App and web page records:
▼

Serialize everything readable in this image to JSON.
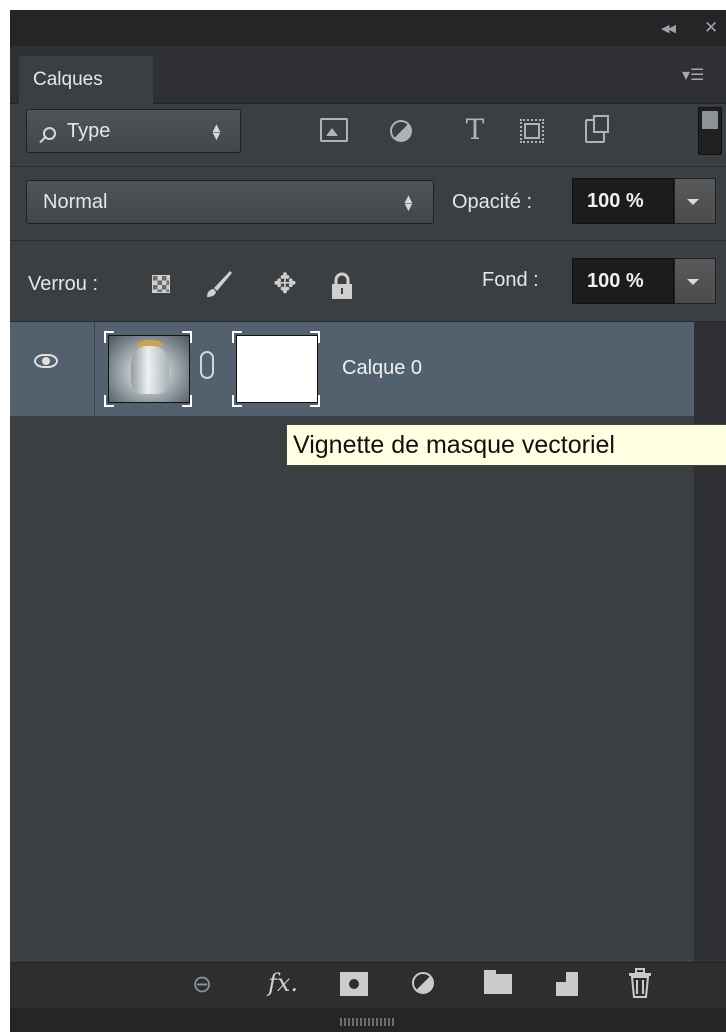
{
  "panel": {
    "tab_label": "Calques",
    "collapse_icon": "double-chevron-left-icon",
    "close_icon": "close-icon",
    "menu_icon": "panel-menu-icon"
  },
  "filter": {
    "kind_label": "Type",
    "icons": [
      "pixel-layer-filter-icon",
      "adjustment-layer-filter-icon",
      "type-layer-filter-icon",
      "shape-layer-filter-icon",
      "smart-object-filter-icon"
    ]
  },
  "blending": {
    "mode": "Normal",
    "opacity_label": "Opacité :",
    "opacity_value": "100 %"
  },
  "lock": {
    "label": "Verrou :",
    "fill_label": "Fond :",
    "fill_value": "100 %",
    "icons": [
      "lock-transparent-pixels-icon",
      "lock-image-pixels-icon",
      "lock-position-icon",
      "lock-all-icon"
    ]
  },
  "layers": [
    {
      "name": "Calque 0",
      "visible": true,
      "selected": true,
      "has_vector_mask": true
    }
  ],
  "tooltip": {
    "text": "Vignette de masque vectoriel"
  },
  "footer_icons": [
    "link-layers-icon",
    "fx-icon",
    "add-mask-icon",
    "new-adjustment-layer-icon",
    "new-group-icon",
    "new-layer-icon",
    "delete-icon"
  ],
  "colors": {
    "panel_bg": "#3c3f42",
    "selected_row": "#53606e",
    "tooltip_bg": "#ffffe1"
  }
}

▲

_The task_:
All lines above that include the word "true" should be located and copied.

_Task response_:
      "visible": true,
      "selected": true,
      "has_vector_mask": true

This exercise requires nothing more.